Blair said China would have no chance of winning in the event of a maritime clash considering the setup of the US and Philippine military forces in the disputed waters.
"And it's the kind of trouble that the United States and the Philippines are going to win because the military situation is set up that way," he emphasized.
In a bid to expand its maritime reach and assert power in the South China Sea, Blair said China has deployed a 'fishing militia' to the contested waters. He noted that China is trying to expansion its influence in the region by building artificial islands on reefs and constructing military facilities in disputed shoals and islands in the past two years.
Stepped up patrols
China and the United States have been trading barbs over the issue of ownership of the strategic waterway as the two superpowers have stepped up their respective patrols of naval ships, planes, and fighter jets in the disputed waters.

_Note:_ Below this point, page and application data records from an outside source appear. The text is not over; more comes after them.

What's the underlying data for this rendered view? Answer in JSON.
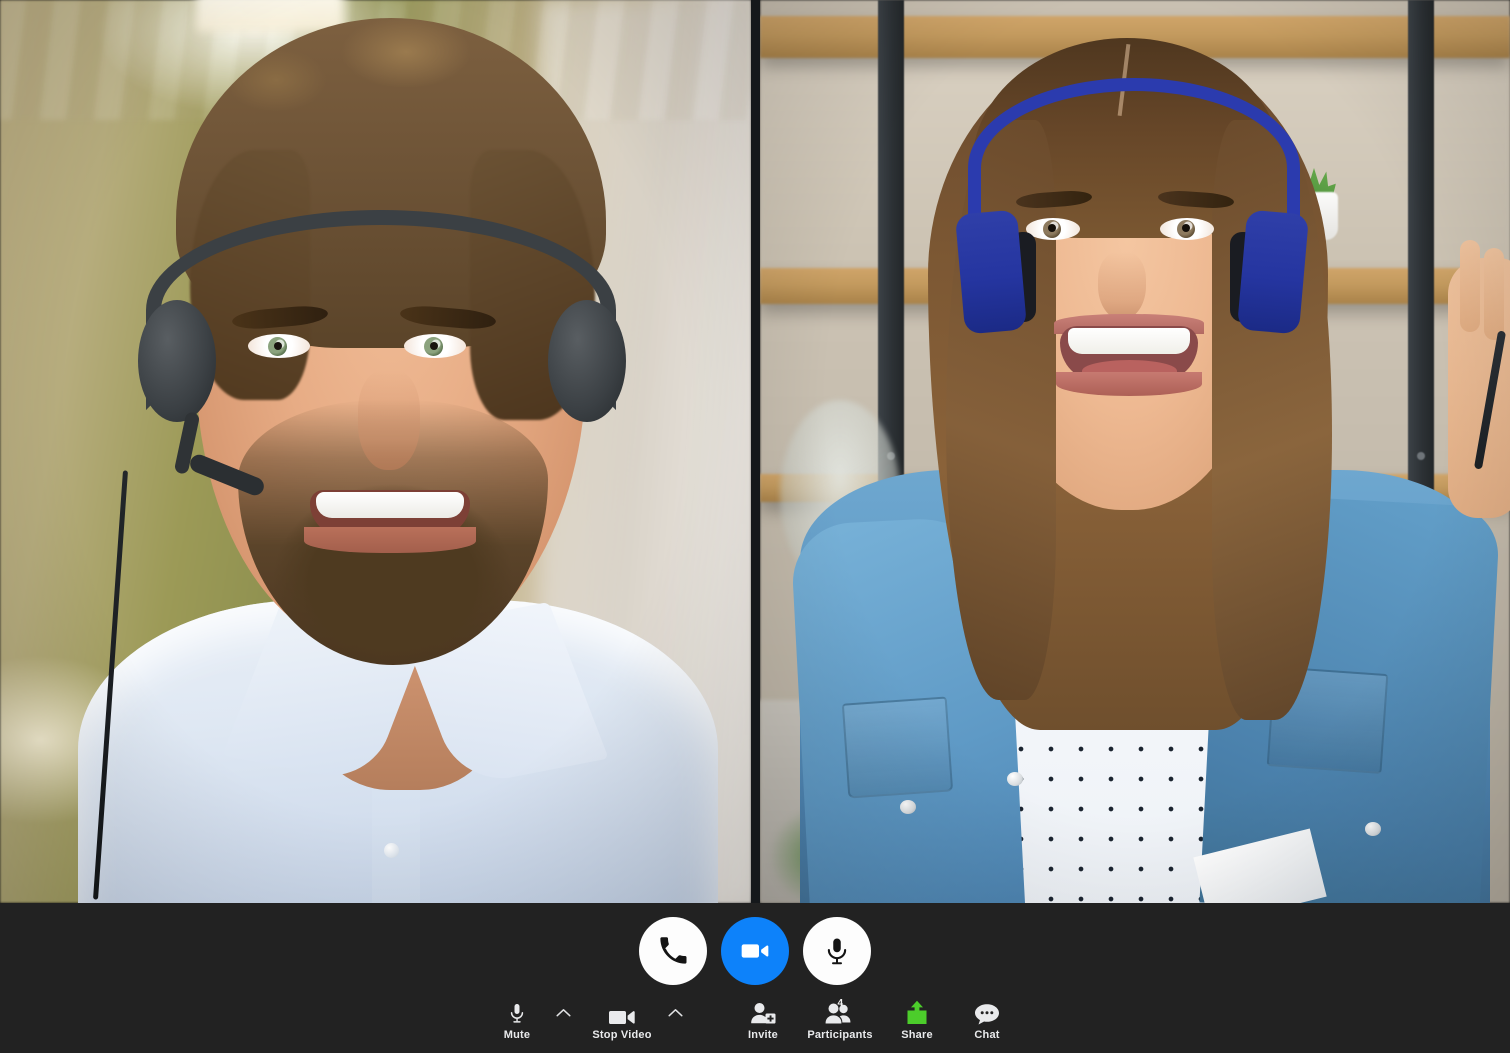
{
  "app": {
    "name": "video-call",
    "background_color": "#222222",
    "accent_color": "#0d82fa",
    "share_color": "#4ccd2b"
  },
  "video_grid": {
    "tiles": [
      {
        "id": "participant-left",
        "description": "Smiling bearded man wearing a black call-center headset with boom microphone, light blue dress shirt, blurred warm olive office background with ceiling lights"
      },
      {
        "id": "participant-right",
        "description": "Smiling young woman wearing blue on-ear headphones, denim shirt over white polka dot tee, wooden shelving unit background with potted plant"
      }
    ]
  },
  "main_controls": [
    {
      "name": "end-call-button",
      "icon": "phone-icon",
      "style": "light",
      "active": false
    },
    {
      "name": "video-button",
      "icon": "video-icon",
      "style": "accent",
      "active": true
    },
    {
      "name": "microphone-button",
      "icon": "mic-icon",
      "style": "light",
      "active": false
    }
  ],
  "toolbar": {
    "items": [
      {
        "name": "mute-button",
        "label": "Mute",
        "icon": "microphone-icon",
        "has_chevron": true,
        "badge": null
      },
      {
        "name": "stop-video-button",
        "label": "Stop Video",
        "icon": "video-camera-icon",
        "has_chevron": true,
        "badge": null
      },
      {
        "name": "invite-button",
        "label": "Invite",
        "icon": "person-add-icon",
        "has_chevron": false,
        "badge": null
      },
      {
        "name": "participants-button",
        "label": "Participants",
        "icon": "people-icon",
        "has_chevron": false,
        "badge": "4"
      },
      {
        "name": "share-button",
        "label": "Share",
        "icon": "share-screen-icon",
        "has_chevron": false,
        "badge": null
      },
      {
        "name": "chat-button",
        "label": "Chat",
        "icon": "chat-bubble-icon",
        "has_chevron": false,
        "badge": null
      }
    ]
  }
}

Blair said the deployments have resulted in 'shadow boxing' between the two nations, but so far, the risk of conflict remains relatively low.
The admiral said that it was a different matter altogether in the case of the Spratly group of islands where multiple Southeast Asian countries are laying claim to the disputed waters. Beijing is pitted directly against Manila over ownership of the disputed Scarborough Shoal.

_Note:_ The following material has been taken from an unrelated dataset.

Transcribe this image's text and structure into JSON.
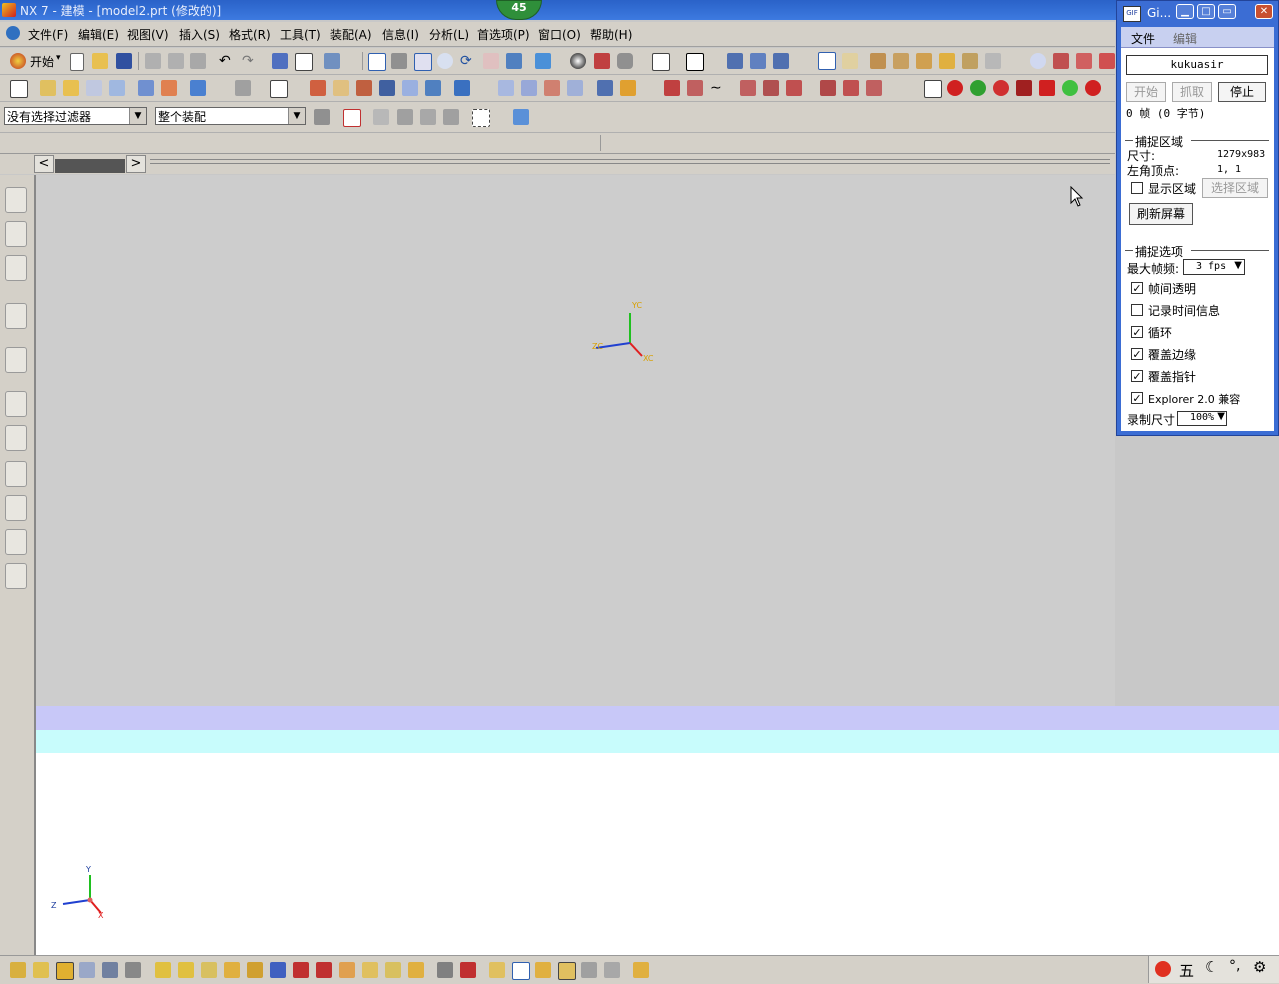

Blair said Manila has a strong legal case against China over ownership of the shoal, which is located just 150 miles from the Philippines and 500 miles from Beijing.
A ruling on the territorial case Manila filed against Beijing before the international Permanent Court of Arbitration (PCA) in the Hague, Netherlands is due to be handed down this month. Many analysts believe that the ruling will go against the mainland.
The case seeks to nullify China's claims to the disputed waters which include the Scarborough Shoal.
China has publicly announced that it does not recognize the jurisdiction of the arbitration court and that any ruling handed down will be ignored by Beijing.
Blair said the 1951 Mutual Defense Treaty between Washington and Manila could be invoked by the Philippines if it needs to militarily defend its sovereignty to what it considers its territories such as the Scarborough Shoal.
Under the treaty, the US and the Philippines would support each other if either the Philippines or the United States were to be attacked by an external party.
"I would be surprised if the United States hasn't told China it's a shoal too far for them," Blair said in a news briefing at the Sasakawa Peace Foundation, where he serves as CEO.
"It hasn't been said publicly, but I hope we have done so privately," he added.